In the midst of a three-game losing streak that was capped with a third-period collapse against the Blackhawks in Chicago, the Rangers started a seven-game homestand Sunday that has helped them get back on track. They have taken the first two games at Madison Square Garden, including a 4-2 victory Tuesday against the Carolina Hurricanes.
The next game is perhaps the biggest one this season, with the hard-charging Pittsburgh Penguins coming to town Thursday (7 p.m. ET, NBCSN, TSN2). The Rangers hold a six-point lead on the Penguins, who have won nine straight, for the top spot in Atlantic Division and Eastern Conference.

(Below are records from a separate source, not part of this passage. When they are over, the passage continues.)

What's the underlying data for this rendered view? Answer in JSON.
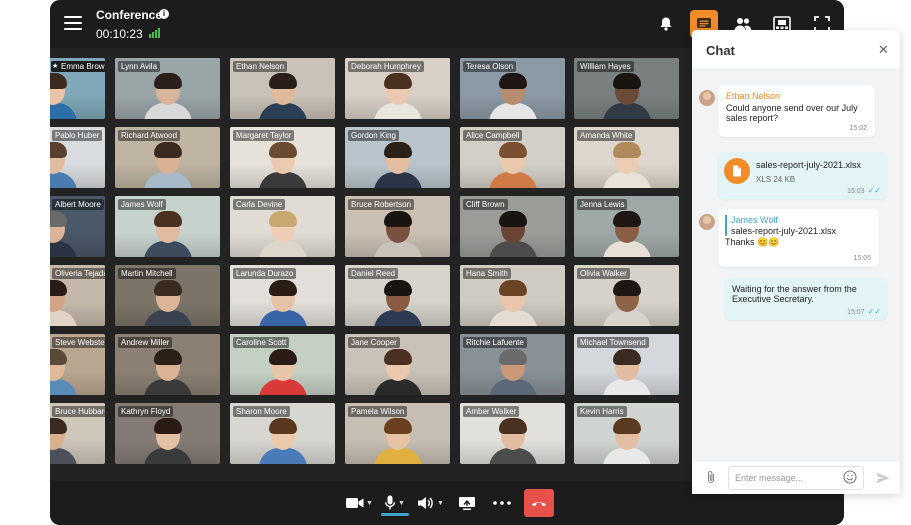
{
  "header": {
    "title": "Conference",
    "timer": "00:10:23"
  },
  "participants": [
    {
      "name": "Emma Brown",
      "bg": "#7fa8b8",
      "skin": "#e8c4a8",
      "hair": "#3a2a20",
      "shirt": "#2b6ea8"
    },
    {
      "name": "Lynn Avila",
      "bg": "#9aa5a8",
      "skin": "#d9b49c",
      "hair": "#2a1f1a",
      "shirt": "#d8d8d8"
    },
    {
      "name": "Ethan Nelson",
      "bg": "#c8c2b8",
      "skin": "#e0b89a",
      "hair": "#2a1f18",
      "shirt": "#2c3e55"
    },
    {
      "name": "Deborah Humphrey",
      "bg": "#d8d0c6",
      "skin": "#eac9b0",
      "hair": "#4a3020",
      "shirt": "#e8e4de"
    },
    {
      "name": "Teresa Olson",
      "bg": "#8c9aa6",
      "skin": "#b88a6e",
      "hair": "#1e1612",
      "shirt": "#e6e6e6"
    },
    {
      "name": "William Hayes",
      "bg": "#7a8080",
      "skin": "#6b4a38",
      "hair": "#1a1410",
      "shirt": "#2f3a45"
    },
    {
      "name": "Pablo Huber",
      "bg": "#d9dcde",
      "skin": "#e2bca0",
      "hair": "#5a4030",
      "shirt": "#4b7cb0"
    },
    {
      "name": "Richard Atwood",
      "bg": "#bfb4a2",
      "skin": "#d8b094",
      "hair": "#3a2a20",
      "shirt": "#a7b9c9"
    },
    {
      "name": "Margaret Taylor",
      "bg": "#e6e2da",
      "skin": "#eccab0",
      "hair": "#6a4a30",
      "shirt": "#3a3a3a"
    },
    {
      "name": "Gordon King",
      "bg": "#b9c4cc",
      "skin": "#e4bea2",
      "hair": "#2a2018",
      "shirt": "#2c3448"
    },
    {
      "name": "Alice Campbell",
      "bg": "#d4cfc6",
      "skin": "#eac8ac",
      "hair": "#7a5030",
      "shirt": "#d07a48"
    },
    {
      "name": "Amanda White",
      "bg": "#ddd6cc",
      "skin": "#ecccb2",
      "hair": "#b08a5a",
      "shirt": "#e8e2d8"
    },
    {
      "name": "Albert Moore",
      "bg": "#4a5868",
      "skin": "#dcb49a",
      "hair": "#6a6a6a",
      "shirt": "#2a3444"
    },
    {
      "name": "James Wolf",
      "bg": "#c6d2cc",
      "skin": "#e2bca0",
      "hair": "#4a3020",
      "shirt": "#3d4c5c"
    },
    {
      "name": "Carla Devine",
      "bg": "#e0dcd4",
      "skin": "#eecdb4",
      "hair": "#c8a870",
      "shirt": "#ddd6ca"
    },
    {
      "name": "Bruce Robertson",
      "bg": "#cabfb2",
      "skin": "#7a5040",
      "hair": "#1a1410",
      "shirt": "#c8c2b8"
    },
    {
      "name": "Cliff Brown",
      "bg": "#9a9c98",
      "skin": "#6a4434",
      "hair": "#1a1410",
      "shirt": "#4c4c4c"
    },
    {
      "name": "Jenna Lewis",
      "bg": "#9ea8a6",
      "skin": "#8a5e44",
      "hair": "#1e1612",
      "shirt": "#e6e0d6"
    },
    {
      "name": "Oliveria Tejada",
      "bg": "#c4b8aa",
      "skin": "#d2a486",
      "hair": "#2a1c14",
      "shirt": "#e0d4c6"
    },
    {
      "name": "Martin Mitchell",
      "bg": "#7c7468",
      "skin": "#dcb498",
      "hair": "#3a2a20",
      "shirt": "#3a4250"
    },
    {
      "name": "Larunda Durazo",
      "bg": "#e2dfda",
      "skin": "#e4c2a6",
      "hair": "#2a1c14",
      "shirt": "#3a64a8"
    },
    {
      "name": "Daniel Reed",
      "bg": "#d6d2cc",
      "skin": "#8a5c44",
      "hair": "#1a1410",
      "shirt": "#2c3a52"
    },
    {
      "name": "Hana Smith",
      "bg": "#cfcac2",
      "skin": "#ebc6aa",
      "hair": "#6a4424",
      "shirt": "#e2dcd2"
    },
    {
      "name": "Olivia Walker",
      "bg": "#d6d2ca",
      "skin": "#8e6448",
      "hair": "#1e1612",
      "shirt": "#d8d4cc"
    },
    {
      "name": "Steve Webster",
      "bg": "#b8a690",
      "skin": "#e0b89a",
      "hair": "#5a4a3a",
      "shirt": "#5a8ab8"
    },
    {
      "name": "Andrew Miller",
      "bg": "#8c8074",
      "skin": "#dab294",
      "hair": "#2a2018",
      "shirt": "#3a3a3a"
    },
    {
      "name": "Caroline Scott",
      "bg": "#c4d0c4",
      "skin": "#e8c4a8",
      "hair": "#2a1c14",
      "shirt": "#d83a3a"
    },
    {
      "name": "Jane Cooper",
      "bg": "#cac2b8",
      "skin": "#eac8ae",
      "hair": "#4a3020",
      "shirt": "#2a2a2a"
    },
    {
      "name": "Ritchie Lafuente",
      "bg": "#8a9098",
      "skin": "#c89878",
      "hair": "#6a6a6a",
      "shirt": "#5a6878"
    },
    {
      "name": "Michael Townsend",
      "bg": "#d4d8dc",
      "skin": "#e2bca0",
      "hair": "#3a2a20",
      "shirt": "#e8e8e8"
    },
    {
      "name": "Bruce Hubbard",
      "bg": "#cfc6ba",
      "skin": "#d8ae90",
      "hair": "#3a2a20",
      "shirt": "#4c5058"
    },
    {
      "name": "Kathryn Floyd",
      "bg": "#847c74",
      "skin": "#e4c0a4",
      "hair": "#2a1c14",
      "shirt": "#3a3a3a"
    },
    {
      "name": "Sharon Moore",
      "bg": "#d8d6d0",
      "skin": "#eac8ac",
      "hair": "#5a3820",
      "shirt": "#4a7ab8"
    },
    {
      "name": "Pamela Wilson",
      "bg": "#c6beb2",
      "skin": "#e6c2a4",
      "hair": "#6a4020",
      "shirt": "#e0b040"
    },
    {
      "name": "Amber Walker",
      "bg": "#e2e0dc",
      "skin": "#e2bca0",
      "hair": "#4a3020",
      "shirt": "#4c4c4c"
    },
    {
      "name": "Kevin Harris",
      "bg": "#d0d4d0",
      "skin": "#e4bea2",
      "hair": "#5a3a20",
      "shirt": "#e8e8e8"
    }
  ],
  "chat": {
    "title": "Chat",
    "messages": [
      {
        "sender": "Ethan Nelson",
        "text": "Could anyone send over our July sales report?",
        "time": "15:02"
      },
      {
        "file_name": "sales-report-july-2021.xlsx",
        "file_meta": "XLS 24 KB",
        "time": "15:03"
      },
      {
        "sender": "James Wolf",
        "quote": "sales-report-july-2021.xlsx",
        "text": "Thanks 😊😊",
        "time": "15:05"
      },
      {
        "text": "Waiting for the answer from the Executive Secretary.",
        "time": "15:07"
      }
    ],
    "input_placeholder": "Enter message..."
  },
  "colors": {
    "accent": "#f28c28",
    "hangup": "#e8504a",
    "signal": "#3fc24a",
    "link": "#3fa6c9"
  }
}
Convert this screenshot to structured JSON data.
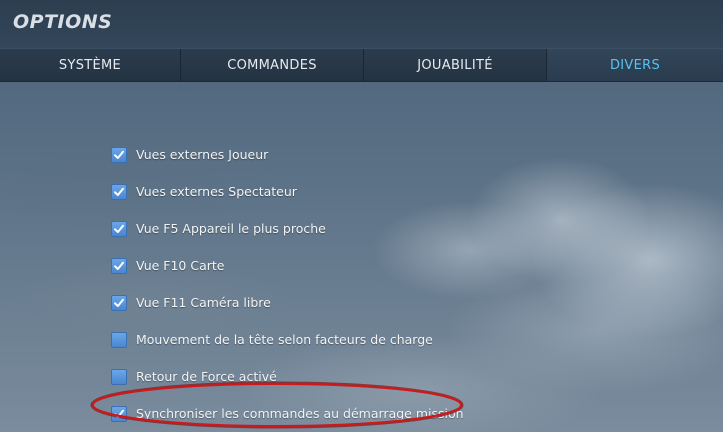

"Seven games, every other day all the way down. The good thing is you don't have to travel. The schedule allows us to get a day off here and there, too. We can morning skate and not have to be on the road. Yeah, it's a good time for us to try to stay on top of our division, the conference. To be able to do it at home is an added bonus." --Martin Biron
It also can't hurt to take the stress of traveling out of the equation with captain Ryan Callahan (foot) and defenseman Michael Del Zotto (hip) battling injuries.
Seven games and two weeks at home, however, isn't always a blessing.
"To be honest, we don't usually like playing that many in a row at home because sometimes it'll get monotonous," said Brad Richards, who has four goals on the homestand. "But I think the way the schedule worked out with the amount of travel at the start of the year and the three games we lost, it's good to get home and get some rest and be in our own beds.
"We start off with two wins now and we want to just keep building on it."
The Rangers opened the season on what essentially was a month-long road trip because of renovations taking place on their home arena. After a preseason contest against the Flyers on Sept. 26, the Rangers flew to Europe and spent 12 days there playing European and NHL teams as part of the NHL Premiere Games.
After a week of rest, the Rangers played a game on Long Island before embarking on a four-game trip through Winnipeg and Western Canada. The Rangers didn't play their first home game until Oct. 27.
Richards said things can get stale with so many games in a row at home, but leading scorer Marian Gaborik doesn't mind it at all.
"It's nice to play at home for more than a couple games," Gaborik said. "We needed to get a win. We played well in Chicago and came up short. These couple wins were very important. We have to build on that. That's the way the schedule is right now, so we just have to take advantage of it."
The seven-game homestand is a rarity for the Rangers, who play in a building that is shared by the NBA's Knicks, college basketball's St. John's Red Storm and hosts everything from the circus to the Big East men's basketball tournament. This current homestand is tied for the longest in franchise history and is the first such stretch of home games since the 2001-02 season.
The Rangers are 24-7-2 at Madison Square Garden, the fifth-best home winning percentage in the League. Not only are the red-hot Penguins coming to town, a healthy Sidney Crosby is coming with them, so the timing of this homestand couldn't be better.
"It's nice to have that homestand," goaltender Martin Biron said. "It's a very unique one. Seven games, every other day all the way down. The good thing is you don't have to travel. The schedule allows us to get a day off here and there, too. We can morning skate and not have to be on the road. Yeah, it's a good time for us to try to stay on top of our division, the conference. To be able to do it at home is an added bonus."